> **Exercise input**:
--*--
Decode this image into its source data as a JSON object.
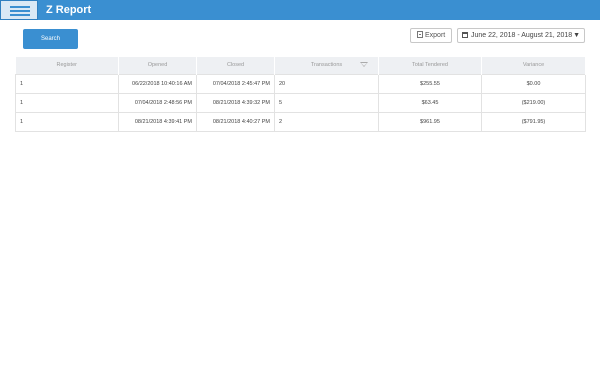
{
  "header": {
    "title": "Z Report"
  },
  "toolbar": {
    "search_label": "Search",
    "export_label": "Export",
    "date_range": "June 22, 2018 - August 21, 2018"
  },
  "table": {
    "columns": [
      "Register",
      "Opened",
      "Closed",
      "Transactions",
      "Total Tendered",
      "Variance"
    ],
    "rows": [
      [
        "1",
        "06/22/2018 10:40:16 AM",
        "07/04/2018 2:45:47 PM",
        "20",
        "$255.55",
        "$0.00"
      ],
      [
        "1",
        "07/04/2018 2:48:56 PM",
        "08/21/2018 4:39:32 PM",
        "5",
        "$63.45",
        "($219.00)"
      ],
      [
        "1",
        "08/21/2018 4:39:41 PM",
        "08/21/2018 4:40:27 PM",
        "2",
        "$961.95",
        "($791.95)"
      ]
    ]
  },
  "colors": {
    "accent": "#3a8fd1",
    "header_bg": "#eef0f3"
  },
  "icons": {
    "menu": "hamburger-icon",
    "export": "document-icon",
    "date": "calendar-icon",
    "dropdown": "chevron-down-icon",
    "filter": "filter-icon"
  }
}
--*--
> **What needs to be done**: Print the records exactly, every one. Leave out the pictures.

> **Solution to this exercise**:
Decode this image into its source data as a JSON object.
{
  "header": {
    "title": "Z Report"
  },
  "toolbar": {
    "search_label": "Search",
    "export_label": "Export",
    "date_range": "June 22, 2018 - August 21, 2018"
  },
  "table": {
    "columns": [
      "Register",
      "Opened",
      "Closed",
      "Transactions",
      "Total Tendered",
      "Variance"
    ],
    "rows": [
      [
        "1",
        "06/22/2018 10:40:16 AM",
        "07/04/2018 2:45:47 PM",
        "20",
        "$255.55",
        "$0.00"
      ],
      [
        "1",
        "07/04/2018 2:48:56 PM",
        "08/21/2018 4:39:32 PM",
        "5",
        "$63.45",
        "($219.00)"
      ],
      [
        "1",
        "08/21/2018 4:39:41 PM",
        "08/21/2018 4:40:27 PM",
        "2",
        "$961.95",
        "($791.95)"
      ]
    ]
  },
  "colors": {
    "accent": "#3a8fd1",
    "header_bg": "#eef0f3"
  },
  "icons": {
    "menu": "hamburger-icon",
    "export": "document-icon",
    "date": "calendar-icon",
    "dropdown": "chevron-down-icon",
    "filter": "filter-icon"
  }
}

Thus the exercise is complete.